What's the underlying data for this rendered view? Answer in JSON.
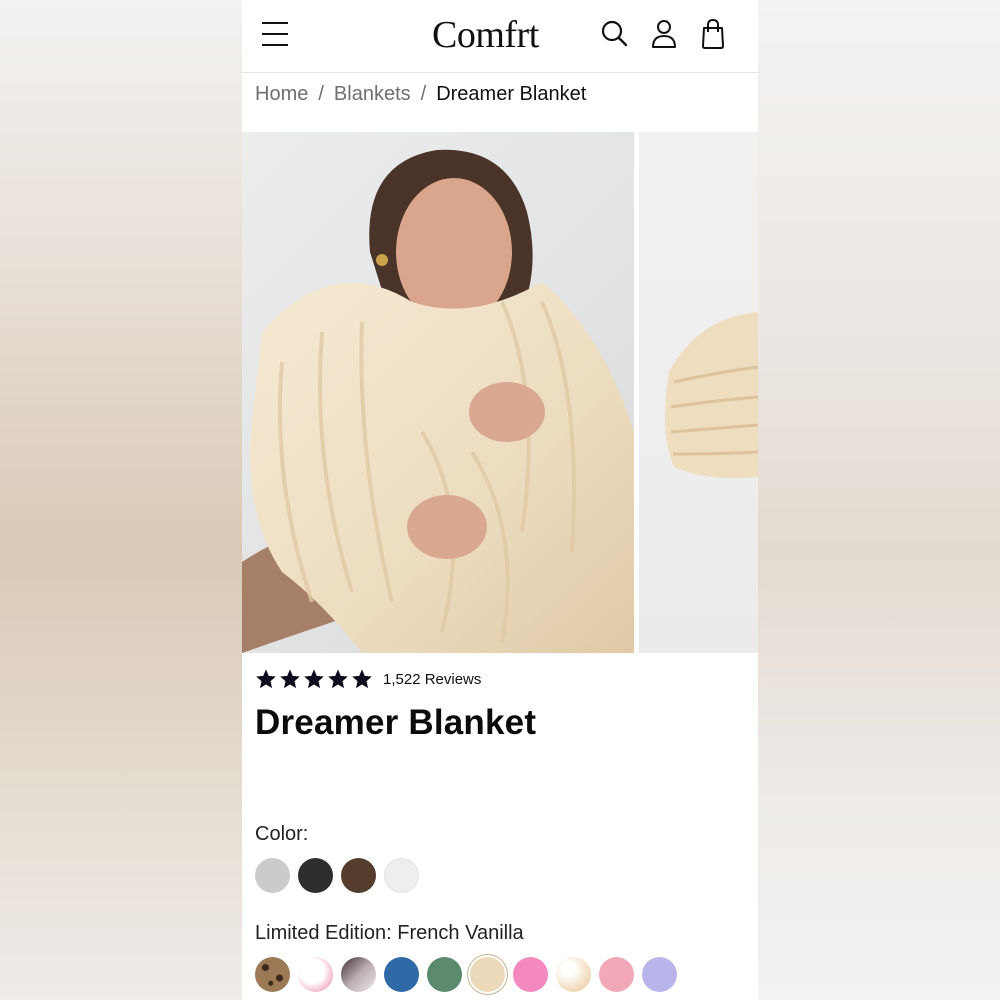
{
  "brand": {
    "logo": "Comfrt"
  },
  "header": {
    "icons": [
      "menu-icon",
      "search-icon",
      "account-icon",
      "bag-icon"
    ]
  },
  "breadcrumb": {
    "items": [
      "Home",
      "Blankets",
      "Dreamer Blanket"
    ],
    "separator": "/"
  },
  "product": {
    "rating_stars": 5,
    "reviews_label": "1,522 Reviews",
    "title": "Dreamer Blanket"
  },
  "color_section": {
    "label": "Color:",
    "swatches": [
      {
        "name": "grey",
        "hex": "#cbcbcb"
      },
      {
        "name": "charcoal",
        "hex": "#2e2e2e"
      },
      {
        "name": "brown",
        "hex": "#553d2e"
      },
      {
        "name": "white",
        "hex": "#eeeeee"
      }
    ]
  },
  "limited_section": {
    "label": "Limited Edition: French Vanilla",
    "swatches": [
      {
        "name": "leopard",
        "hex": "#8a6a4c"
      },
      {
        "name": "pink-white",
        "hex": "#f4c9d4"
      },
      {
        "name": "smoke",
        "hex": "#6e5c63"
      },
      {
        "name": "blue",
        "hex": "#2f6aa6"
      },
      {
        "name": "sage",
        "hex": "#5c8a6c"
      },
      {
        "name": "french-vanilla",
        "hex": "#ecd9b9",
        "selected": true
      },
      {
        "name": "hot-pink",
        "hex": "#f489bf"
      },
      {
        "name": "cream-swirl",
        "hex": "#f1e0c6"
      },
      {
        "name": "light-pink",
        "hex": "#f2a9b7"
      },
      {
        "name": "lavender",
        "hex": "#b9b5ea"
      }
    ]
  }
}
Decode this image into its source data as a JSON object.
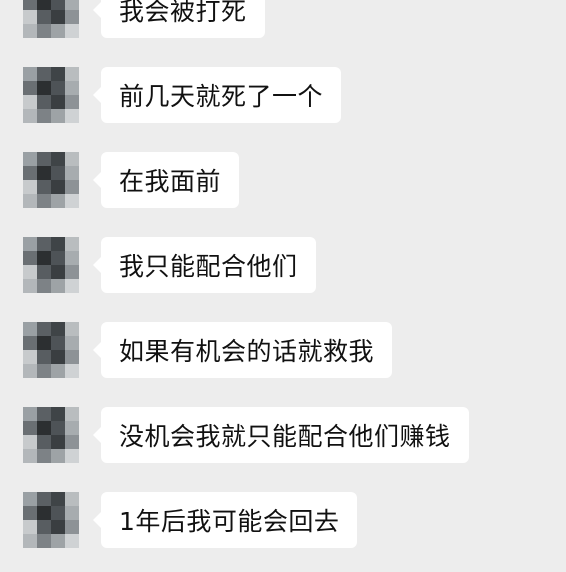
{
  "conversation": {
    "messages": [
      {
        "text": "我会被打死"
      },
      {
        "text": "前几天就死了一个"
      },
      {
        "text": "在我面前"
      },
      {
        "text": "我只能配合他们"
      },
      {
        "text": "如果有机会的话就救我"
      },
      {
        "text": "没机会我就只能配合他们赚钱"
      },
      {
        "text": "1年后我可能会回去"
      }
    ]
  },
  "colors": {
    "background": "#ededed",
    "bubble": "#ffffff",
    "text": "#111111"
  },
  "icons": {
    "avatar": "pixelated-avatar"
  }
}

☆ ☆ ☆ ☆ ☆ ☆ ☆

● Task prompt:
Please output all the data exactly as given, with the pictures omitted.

● Result of the task:
What's the underlying data for this rendered view? Answer in JSON.
{
  "brand": {
    "logo": "Comfrt"
  },
  "header": {
    "icons": [
      "menu-icon",
      "search-icon",
      "account-icon",
      "bag-icon"
    ]
  },
  "breadcrumb": {
    "items": [
      "Home",
      "Blankets",
      "Dreamer Blanket"
    ],
    "separator": "/"
  },
  "product": {
    "rating_stars": 5,
    "reviews_label": "1,522 Reviews",
    "title": "Dreamer Blanket"
  },
  "color_section": {
    "label": "Color:",
    "swatches": [
      {
        "name": "grey",
        "hex": "#cbcbcb"
      },
      {
        "name": "charcoal",
        "hex": "#2e2e2e"
      },
      {
        "name": "brown",
        "hex": "#553d2e"
      },
      {
        "name": "white",
        "hex": "#eeeeee"
      }
    ]
  },
  "limited_section": {
    "label": "Limited Edition: French Vanilla",
    "swatches": [
      {
        "name": "leopard",
        "hex": "#8a6a4c"
      },
      {
        "name": "pink-white",
        "hex": "#f4c9d4"
      },
      {
        "name": "smoke",
        "hex": "#6e5c63"
      },
      {
        "name": "blue",
        "hex": "#2f6aa6"
      },
      {
        "name": "sage",
        "hex": "#5c8a6c"
      },
      {
        "name": "french-vanilla",
        "hex": "#ecd9b9",
        "selected": true
      },
      {
        "name": "hot-pink",
        "hex": "#f489bf"
      },
      {
        "name": "cream-swirl",
        "hex": "#f1e0c6"
      },
      {
        "name": "light-pink",
        "hex": "#f2a9b7"
      },
      {
        "name": "lavender",
        "hex": "#b9b5ea"
      }
    ]
  }
}
Decode this image into its source data as a JSON object.
{
  "conversation": {
    "messages": [
      {
        "text": "我会被打死"
      },
      {
        "text": "前几天就死了一个"
      },
      {
        "text": "在我面前"
      },
      {
        "text": "我只能配合他们"
      },
      {
        "text": "如果有机会的话就救我"
      },
      {
        "text": "没机会我就只能配合他们赚钱"
      },
      {
        "text": "1年后我可能会回去"
      }
    ]
  },
  "colors": {
    "background": "#ededed",
    "bubble": "#ffffff",
    "text": "#111111"
  },
  "icons": {
    "avatar": "pixelated-avatar"
  }
}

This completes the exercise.